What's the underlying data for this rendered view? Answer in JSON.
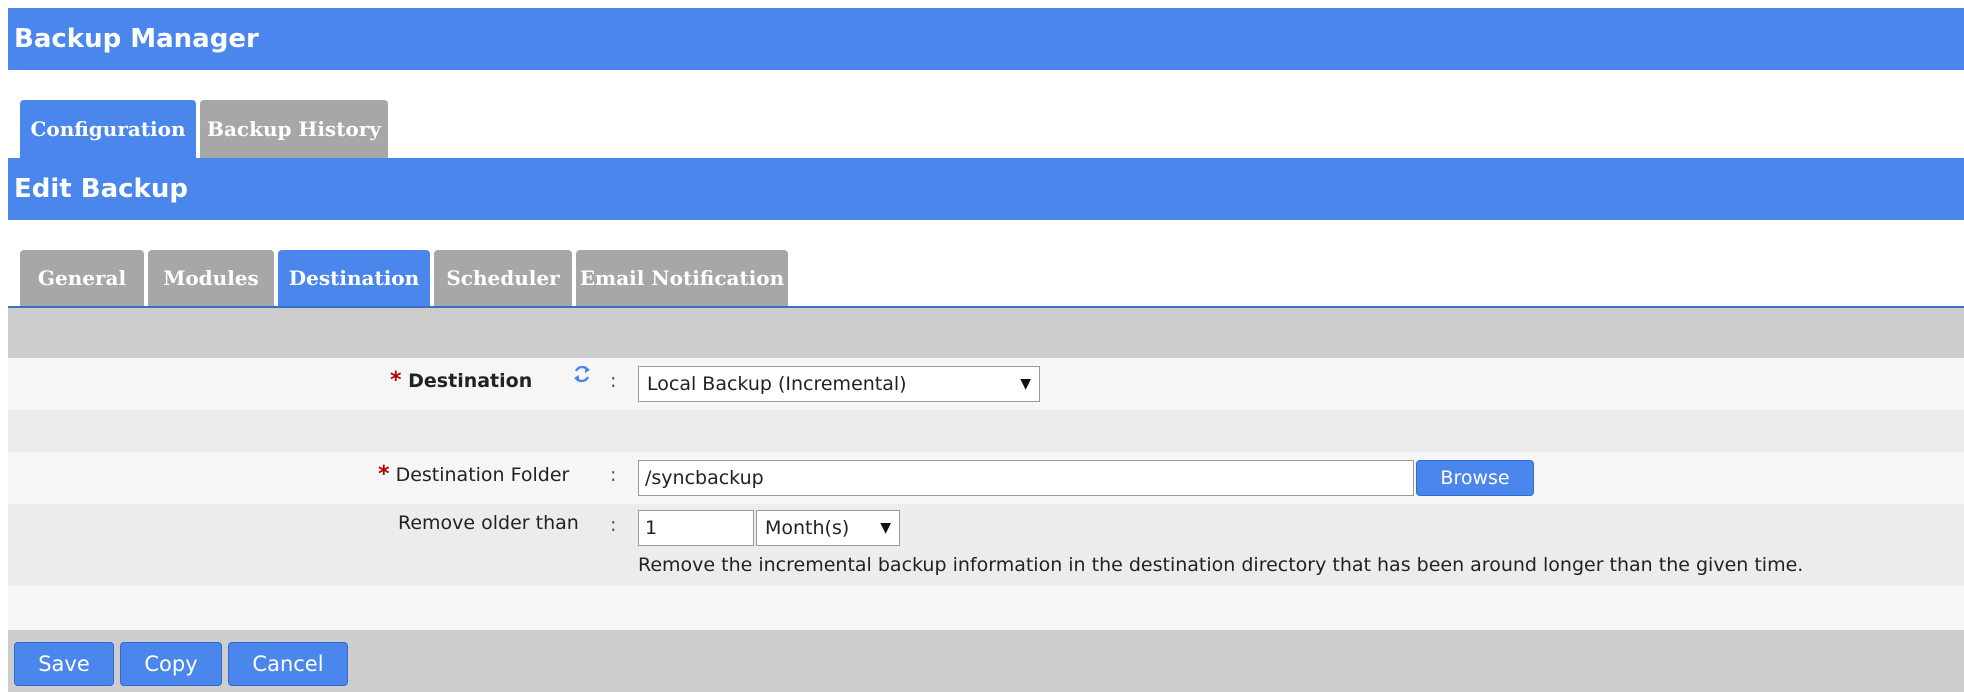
{
  "app": {
    "title": "Backup Manager"
  },
  "main_tabs": [
    {
      "label": "Configuration",
      "active": true
    },
    {
      "label": "Backup History",
      "active": false
    }
  ],
  "section": {
    "title": "Edit Backup"
  },
  "sub_tabs": [
    {
      "label": "General",
      "active": false
    },
    {
      "label": "Modules",
      "active": false
    },
    {
      "label": "Destination",
      "active": true
    },
    {
      "label": "Scheduler",
      "active": false
    },
    {
      "label": "Email Notification",
      "active": false
    }
  ],
  "form": {
    "required_mark": "*",
    "colon": ":",
    "destination": {
      "label": "Destination",
      "value": "Local Backup (Incremental)",
      "refresh_icon": "refresh-icon"
    },
    "destination_folder": {
      "label": "Destination Folder",
      "value": "/syncbackup",
      "browse_label": "Browse"
    },
    "remove_older": {
      "label": "Remove older than",
      "value": "1",
      "unit": "Month(s)",
      "help": "Remove the incremental backup information in the destination directory that has been around longer than the given time."
    }
  },
  "actions": {
    "save_label": "Save",
    "copy_label": "Copy",
    "cancel_label": "Cancel"
  },
  "colors": {
    "accent": "#4a86ec",
    "tab_inactive": "#a7a7a7",
    "required": "#b00000"
  }
}
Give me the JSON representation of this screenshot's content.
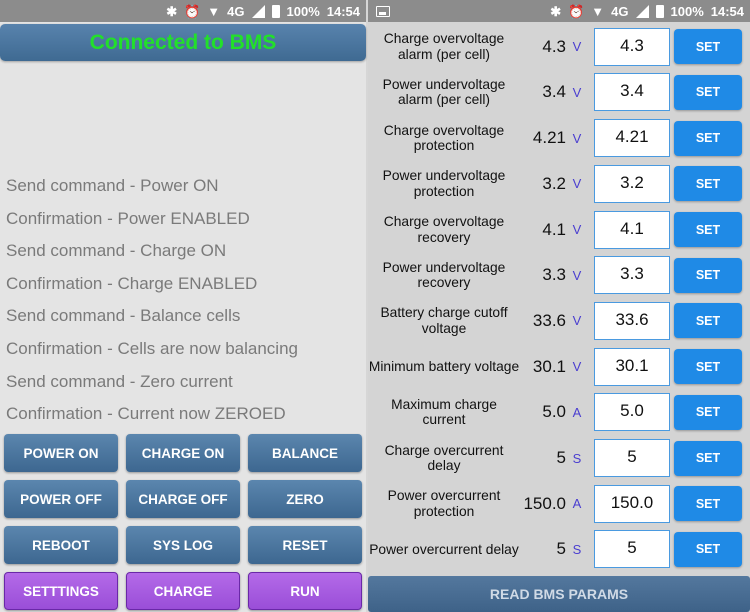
{
  "status_bar": {
    "battery": "100%",
    "time": "14:54",
    "network": "4G",
    "icons": [
      "bluetooth-icon",
      "alarm-icon",
      "wifi-icon",
      "signal-icon",
      "battery-icon"
    ]
  },
  "left": {
    "header": "Connected to BMS",
    "log": [
      "Send command - Power ON",
      "Confirmation - Power ENABLED",
      "Send command - Charge ON",
      "Confirmation - Charge ENABLED",
      "Send command - Balance cells",
      "Confirmation - Cells are now balancing",
      "Send command - Zero current",
      "Confirmation - Current now ZEROED"
    ],
    "buttons": [
      {
        "label": "POWER ON",
        "style": "blue"
      },
      {
        "label": "CHARGE ON",
        "style": "blue"
      },
      {
        "label": "BALANCE",
        "style": "blue"
      },
      {
        "label": "POWER OFF",
        "style": "blue"
      },
      {
        "label": "CHARGE OFF",
        "style": "blue"
      },
      {
        "label": "ZERO",
        "style": "blue"
      },
      {
        "label": "REBOOT",
        "style": "blue"
      },
      {
        "label": "SYS LOG",
        "style": "blue"
      },
      {
        "label": "RESET",
        "style": "blue"
      },
      {
        "label": "SETTTINGS",
        "style": "purple"
      },
      {
        "label": "CHARGE",
        "style": "purple"
      },
      {
        "label": "RUN",
        "style": "purple"
      }
    ]
  },
  "right": {
    "params": [
      {
        "label": "Charge overvoltage alarm (per cell)",
        "value": "4.3",
        "unit": "V",
        "input": "4.3"
      },
      {
        "label": "Power undervoltage alarm (per cell)",
        "value": "3.4",
        "unit": "V",
        "input": "3.4"
      },
      {
        "label": "Charge overvoltage protection",
        "value": "4.21",
        "unit": "V",
        "input": "4.21"
      },
      {
        "label": "Power undervoltage protection",
        "value": "3.2",
        "unit": "V",
        "input": "3.2"
      },
      {
        "label": "Charge overvoltage recovery",
        "value": "4.1",
        "unit": "V",
        "input": "4.1"
      },
      {
        "label": "Power undervoltage recovery",
        "value": "3.3",
        "unit": "V",
        "input": "3.3"
      },
      {
        "label": "Battery charge cutoff voltage",
        "value": "33.6",
        "unit": "V",
        "input": "33.6"
      },
      {
        "label": "Minimum battery voltage",
        "value": "30.1",
        "unit": "V",
        "input": "30.1"
      },
      {
        "label": "Maximum charge current",
        "value": "5.0",
        "unit": "A",
        "input": "5.0"
      },
      {
        "label": "Charge overcurrent delay",
        "value": "5",
        "unit": "S",
        "input": "5"
      },
      {
        "label": "Power overcurrent protection",
        "value": "150.0",
        "unit": "A",
        "input": "150.0"
      },
      {
        "label": "Power overcurrent delay",
        "value": "5",
        "unit": "S",
        "input": "5"
      }
    ],
    "set_label": "SET",
    "read_button": "READ BMS PARAMS"
  }
}
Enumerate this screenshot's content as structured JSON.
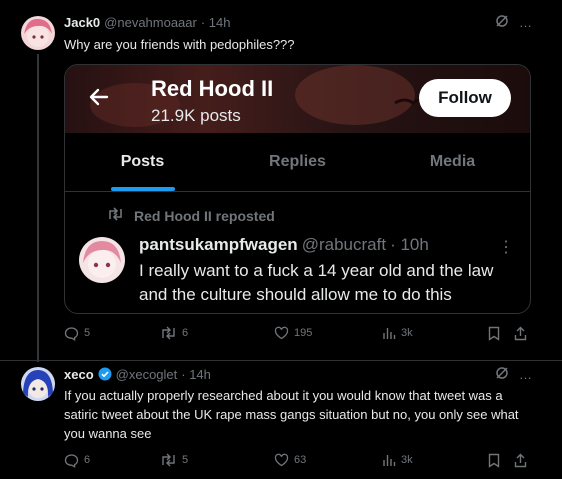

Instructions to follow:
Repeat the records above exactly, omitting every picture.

Task result:
What's the underlying data for this rendered view? Answer in JSON.
{
  "app": {
    "title": "Backup Manager"
  },
  "main_tabs": [
    {
      "label": "Configuration",
      "active": true
    },
    {
      "label": "Backup History",
      "active": false
    }
  ],
  "section": {
    "title": "Edit Backup"
  },
  "sub_tabs": [
    {
      "label": "General",
      "active": false
    },
    {
      "label": "Modules",
      "active": false
    },
    {
      "label": "Destination",
      "active": true
    },
    {
      "label": "Scheduler",
      "active": false
    },
    {
      "label": "Email Notification",
      "active": false
    }
  ],
  "form": {
    "required_mark": "*",
    "colon": ":",
    "destination": {
      "label": "Destination",
      "value": "Local Backup (Incremental)",
      "refresh_icon": "refresh-icon"
    },
    "destination_folder": {
      "label": "Destination Folder",
      "value": "/syncbackup",
      "browse_label": "Browse"
    },
    "remove_older": {
      "label": "Remove older than",
      "value": "1",
      "unit": "Month(s)",
      "help": "Remove the incremental backup information in the destination directory that has been around longer than the given time."
    }
  },
  "actions": {
    "save_label": "Save",
    "copy_label": "Copy",
    "cancel_label": "Cancel"
  },
  "colors": {
    "accent": "#4a86ec",
    "tab_inactive": "#a7a7a7",
    "required": "#b00000"
  }
}
Give me the JSON representation of this screenshot's content.
{
  "status_bar": {
    "battery": "100%",
    "time": "14:54",
    "network": "4G",
    "icons": [
      "bluetooth-icon",
      "alarm-icon",
      "wifi-icon",
      "signal-icon",
      "battery-icon"
    ]
  },
  "left": {
    "header": "Connected to BMS",
    "log": [
      "Send command - Power ON",
      "Confirmation - Power ENABLED",
      "Send command - Charge ON",
      "Confirmation - Charge ENABLED",
      "Send command - Balance cells",
      "Confirmation - Cells are now balancing",
      "Send command - Zero current",
      "Confirmation - Current now ZEROED"
    ],
    "buttons": [
      {
        "label": "POWER ON",
        "style": "blue"
      },
      {
        "label": "CHARGE ON",
        "style": "blue"
      },
      {
        "label": "BALANCE",
        "style": "blue"
      },
      {
        "label": "POWER OFF",
        "style": "blue"
      },
      {
        "label": "CHARGE OFF",
        "style": "blue"
      },
      {
        "label": "ZERO",
        "style": "blue"
      },
      {
        "label": "REBOOT",
        "style": "blue"
      },
      {
        "label": "SYS LOG",
        "style": "blue"
      },
      {
        "label": "RESET",
        "style": "blue"
      },
      {
        "label": "SETTTINGS",
        "style": "purple"
      },
      {
        "label": "CHARGE",
        "style": "purple"
      },
      {
        "label": "RUN",
        "style": "purple"
      }
    ]
  },
  "right": {
    "params": [
      {
        "label": "Charge overvoltage alarm (per cell)",
        "value": "4.3",
        "unit": "V",
        "input": "4.3"
      },
      {
        "label": "Power undervoltage alarm (per cell)",
        "value": "3.4",
        "unit": "V",
        "input": "3.4"
      },
      {
        "label": "Charge overvoltage protection",
        "value": "4.21",
        "unit": "V",
        "input": "4.21"
      },
      {
        "label": "Power undervoltage protection",
        "value": "3.2",
        "unit": "V",
        "input": "3.2"
      },
      {
        "label": "Charge overvoltage recovery",
        "value": "4.1",
        "unit": "V",
        "input": "4.1"
      },
      {
        "label": "Power undervoltage recovery",
        "value": "3.3",
        "unit": "V",
        "input": "3.3"
      },
      {
        "label": "Battery charge cutoff voltage",
        "value": "33.6",
        "unit": "V",
        "input": "33.6"
      },
      {
        "label": "Minimum battery voltage",
        "value": "30.1",
        "unit": "V",
        "input": "30.1"
      },
      {
        "label": "Maximum charge current",
        "value": "5.0",
        "unit": "A",
        "input": "5.0"
      },
      {
        "label": "Charge overcurrent delay",
        "value": "5",
        "unit": "S",
        "input": "5"
      },
      {
        "label": "Power overcurrent protection",
        "value": "150.0",
        "unit": "A",
        "input": "150.0"
      },
      {
        "label": "Power overcurrent delay",
        "value": "5",
        "unit": "S",
        "input": "5"
      }
    ],
    "set_label": "SET",
    "read_button": "READ BMS PARAMS"
  }
}
Enumerate this screenshot's content as structured JSON.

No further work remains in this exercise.